I’ve setup a Zapier “Zap” (automation) to the Google Form so that when a new user submits their information to gain access to the presentation, an email is automatically sent to the user with the link to the presentation, which is hosted online. I want to be able to send the most current presentation password to the user in this email, and in order to do this, I need to find a way to constantly and automatically pull over the most recent password from the “Presentation password” worksheet into a column in the the “User information” worksheet, even as new rows are added to “Presentation password”.
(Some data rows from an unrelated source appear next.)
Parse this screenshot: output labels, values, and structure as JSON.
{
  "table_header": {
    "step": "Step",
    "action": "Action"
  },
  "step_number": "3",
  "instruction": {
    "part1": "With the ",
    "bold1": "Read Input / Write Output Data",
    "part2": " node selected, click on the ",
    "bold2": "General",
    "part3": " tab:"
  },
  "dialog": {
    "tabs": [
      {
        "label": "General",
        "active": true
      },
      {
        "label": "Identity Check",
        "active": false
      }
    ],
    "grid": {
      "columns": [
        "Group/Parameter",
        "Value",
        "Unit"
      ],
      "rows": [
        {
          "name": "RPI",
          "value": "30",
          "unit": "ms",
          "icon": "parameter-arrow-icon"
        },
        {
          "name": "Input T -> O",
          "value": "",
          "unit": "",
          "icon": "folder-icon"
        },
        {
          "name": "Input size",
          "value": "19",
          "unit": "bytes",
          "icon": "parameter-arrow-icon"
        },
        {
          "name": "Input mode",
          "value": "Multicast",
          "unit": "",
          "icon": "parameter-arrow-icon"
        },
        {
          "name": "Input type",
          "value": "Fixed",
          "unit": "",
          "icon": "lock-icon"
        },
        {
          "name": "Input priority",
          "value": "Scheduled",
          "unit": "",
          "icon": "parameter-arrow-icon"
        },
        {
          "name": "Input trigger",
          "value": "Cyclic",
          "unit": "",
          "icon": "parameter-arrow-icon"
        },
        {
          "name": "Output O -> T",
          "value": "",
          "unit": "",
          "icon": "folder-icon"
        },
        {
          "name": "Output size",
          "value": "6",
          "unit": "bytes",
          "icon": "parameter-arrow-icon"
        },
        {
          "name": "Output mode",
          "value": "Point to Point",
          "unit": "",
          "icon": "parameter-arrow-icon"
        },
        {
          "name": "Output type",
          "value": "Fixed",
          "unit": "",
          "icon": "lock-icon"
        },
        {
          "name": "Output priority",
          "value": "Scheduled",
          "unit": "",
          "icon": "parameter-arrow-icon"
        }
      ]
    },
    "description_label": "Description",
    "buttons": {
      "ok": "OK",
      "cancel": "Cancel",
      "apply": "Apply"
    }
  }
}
A separate Google Form used by administrators of this presentation is used to add a new row to the “Presentation password” worksheet. I want them to use this Google Form as an easy way to update the password that appears in the Zapier email.
Whenever a new password is submitted to the “Presentation password” worksheet, a new row is added below the most recent data. I need to pull the password in the last row of password data, and to automatically replicate it across all rows in column F of the “User information” worksheet (or at least, to all rows that have user information in them). My hope is that by doing this, Zapier (which can only populate emails with data from a single worksheet) will have the data that it needs to email users with the latest password data, and administrators of this presentation will be able to use a Google Form to update the password that appears in this email, rather than having to login to Zapier to manually type it in.
Is what I’m trying to do possible? I’ve tried some arrayformula and index/count stuff that I found while searching around, but wasn’t able to get any of them to do exactly what I’m looking for (the arrayformula that I setup with index/count didn’t automatically populate across the entire column, or for new rows that are added when new data is entered).
Please see this sample worksheet that I put together for reference, and feel free to edit it.